- Certainty: With a trial, there’s always the risk of losing. Settling ensures both parties have control over the outcome.
- Privacy: Court proceedings are public. If you settle outside of court, details remain confidential.
Drawbacks of Out of Court Settlements
Of course, there are also downsides to avoiding court:
- Potentially Lower Compensation: Sometimes, the settlement amount might be less than what could have been awarded in court.
- No Legal Precedent: Settling a case means there’s no legal precedent set, which could be important in similar future cases.
- No “Day in Court”: For some, having their day in court is a form of closure or justice. Settling doesn’t provide this opportunity.
Why People Prefer to Settle Out of Court
Given the pros and cons, many opt for settling out of court because it’s less stressful. The idea of going to court, facing the person or company they’re up against, and dealing with the unpredictability of a trial can be overwhelming.
When Should You Take Your Personal Injury Case to Trial?
Taking your case to trial might be the right move if:
The offer you received is way lower than what you believe you deserve.
- You believe that a jury might be sympathetic to your situation and award a higher amount.
- You want to set a legal precedent to help others in similar situations.

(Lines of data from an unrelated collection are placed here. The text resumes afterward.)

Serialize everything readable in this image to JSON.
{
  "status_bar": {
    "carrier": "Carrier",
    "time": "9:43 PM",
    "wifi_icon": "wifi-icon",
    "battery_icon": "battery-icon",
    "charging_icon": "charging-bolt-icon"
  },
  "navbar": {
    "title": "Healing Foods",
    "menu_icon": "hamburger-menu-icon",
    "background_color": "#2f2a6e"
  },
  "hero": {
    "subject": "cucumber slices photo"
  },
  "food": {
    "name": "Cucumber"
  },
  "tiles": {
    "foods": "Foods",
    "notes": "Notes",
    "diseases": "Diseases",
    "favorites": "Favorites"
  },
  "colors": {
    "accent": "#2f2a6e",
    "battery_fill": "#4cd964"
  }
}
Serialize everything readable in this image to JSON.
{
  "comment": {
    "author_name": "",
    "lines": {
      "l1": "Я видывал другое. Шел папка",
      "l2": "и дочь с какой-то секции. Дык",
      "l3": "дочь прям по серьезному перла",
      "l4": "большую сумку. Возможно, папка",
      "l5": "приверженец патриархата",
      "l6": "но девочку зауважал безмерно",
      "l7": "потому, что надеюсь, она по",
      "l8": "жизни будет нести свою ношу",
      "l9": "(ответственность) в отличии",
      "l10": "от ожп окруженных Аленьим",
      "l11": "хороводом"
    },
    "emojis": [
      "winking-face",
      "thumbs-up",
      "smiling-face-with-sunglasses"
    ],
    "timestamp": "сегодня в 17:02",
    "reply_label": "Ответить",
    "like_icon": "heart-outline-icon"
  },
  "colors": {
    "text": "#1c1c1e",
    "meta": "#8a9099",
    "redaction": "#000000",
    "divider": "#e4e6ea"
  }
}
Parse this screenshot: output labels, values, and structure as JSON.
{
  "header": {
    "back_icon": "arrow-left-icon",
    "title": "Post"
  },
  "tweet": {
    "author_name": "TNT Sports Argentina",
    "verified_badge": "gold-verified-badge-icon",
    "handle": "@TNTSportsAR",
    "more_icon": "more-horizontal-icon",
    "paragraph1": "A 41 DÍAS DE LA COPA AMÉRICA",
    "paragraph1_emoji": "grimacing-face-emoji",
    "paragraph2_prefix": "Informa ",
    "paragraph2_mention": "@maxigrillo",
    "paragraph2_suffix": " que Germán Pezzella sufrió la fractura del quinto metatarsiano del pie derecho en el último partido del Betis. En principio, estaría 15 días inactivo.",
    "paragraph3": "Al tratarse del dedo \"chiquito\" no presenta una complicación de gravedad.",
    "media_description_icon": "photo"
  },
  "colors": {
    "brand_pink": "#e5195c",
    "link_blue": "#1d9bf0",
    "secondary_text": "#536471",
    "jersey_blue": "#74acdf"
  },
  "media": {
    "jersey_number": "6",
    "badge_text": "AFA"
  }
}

- Settling or Going to Court: The Right Legal Team Matters regardless of which path you choose, having the right legal team by your side is essential. A good lawyer can advise on the best course of action, negotiate effectively, and represent your interests, whether in a mediation session or a courtroom.
Is a Settlement Offer Still Valid if I Go to Trial?
Typically, once you decide to go to trial, previous settlement offers are off the table. However, negotiations can continue, and a new settlement can be reached even after a trial has started.
Can My Settlement Amount Get Affected If I Was Partly to Blame for the Accident?
Yes, in many places, if you’re found to be partly responsible for the accident, it can reduce the amount of compensation you receive. The exact amount depends on the laws of the region and the specifics of the case.
There’s no one-size-fits-all answer to whether settling out of court or going to trial is better. Each case is unique, and the best decision depends on the specifics of the situation. By understanding the advantages and drawbacks of settling out of court, you can make a more informed choice.